> _WHAT THE TASK REQUIRES_
Below are entries. Pull out all lines containing "Obstacles".

> _DATA IN THIS EXERCISE_

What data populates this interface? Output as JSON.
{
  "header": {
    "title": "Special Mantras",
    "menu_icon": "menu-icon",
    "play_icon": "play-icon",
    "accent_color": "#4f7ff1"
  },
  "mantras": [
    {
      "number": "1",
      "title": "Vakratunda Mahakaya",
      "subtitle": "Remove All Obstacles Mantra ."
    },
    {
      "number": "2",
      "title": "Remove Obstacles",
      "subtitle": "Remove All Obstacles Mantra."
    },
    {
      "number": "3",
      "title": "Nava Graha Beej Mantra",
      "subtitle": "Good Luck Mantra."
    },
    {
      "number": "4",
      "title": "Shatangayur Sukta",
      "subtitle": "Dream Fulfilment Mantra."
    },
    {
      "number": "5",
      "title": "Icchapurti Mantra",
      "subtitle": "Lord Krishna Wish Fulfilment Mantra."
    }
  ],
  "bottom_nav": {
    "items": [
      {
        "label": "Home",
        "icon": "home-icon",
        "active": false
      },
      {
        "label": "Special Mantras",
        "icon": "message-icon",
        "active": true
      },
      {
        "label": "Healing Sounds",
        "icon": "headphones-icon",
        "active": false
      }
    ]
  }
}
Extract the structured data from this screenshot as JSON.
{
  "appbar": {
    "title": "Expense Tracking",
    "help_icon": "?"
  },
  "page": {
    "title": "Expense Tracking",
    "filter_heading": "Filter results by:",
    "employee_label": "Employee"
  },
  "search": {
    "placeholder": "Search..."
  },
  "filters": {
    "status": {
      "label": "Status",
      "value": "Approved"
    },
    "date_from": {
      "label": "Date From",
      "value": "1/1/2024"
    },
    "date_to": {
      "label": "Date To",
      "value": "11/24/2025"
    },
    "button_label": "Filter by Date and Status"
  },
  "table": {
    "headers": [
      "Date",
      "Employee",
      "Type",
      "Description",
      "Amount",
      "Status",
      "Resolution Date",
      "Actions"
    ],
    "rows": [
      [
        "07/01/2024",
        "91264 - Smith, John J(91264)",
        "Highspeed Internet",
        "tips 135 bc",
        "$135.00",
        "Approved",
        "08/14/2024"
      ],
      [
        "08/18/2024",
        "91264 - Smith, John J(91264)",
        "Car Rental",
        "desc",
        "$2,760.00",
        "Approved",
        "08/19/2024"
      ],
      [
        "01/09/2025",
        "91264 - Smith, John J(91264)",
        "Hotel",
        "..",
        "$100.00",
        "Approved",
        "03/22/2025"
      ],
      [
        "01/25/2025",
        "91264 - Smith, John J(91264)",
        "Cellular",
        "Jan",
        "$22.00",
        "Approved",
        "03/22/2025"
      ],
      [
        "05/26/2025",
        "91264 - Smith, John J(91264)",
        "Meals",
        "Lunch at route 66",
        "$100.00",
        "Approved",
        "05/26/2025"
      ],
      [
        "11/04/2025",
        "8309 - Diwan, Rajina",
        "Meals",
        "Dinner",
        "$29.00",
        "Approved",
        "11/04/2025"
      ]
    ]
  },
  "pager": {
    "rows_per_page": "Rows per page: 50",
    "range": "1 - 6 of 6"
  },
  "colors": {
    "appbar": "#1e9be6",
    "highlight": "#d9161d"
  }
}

> _PROBLEM SOLUTION_
      "subtitle": "Remove All Obstacles Mantra ."
      "title": "Remove Obstacles",
      "subtitle": "Remove All Obstacles Mantra."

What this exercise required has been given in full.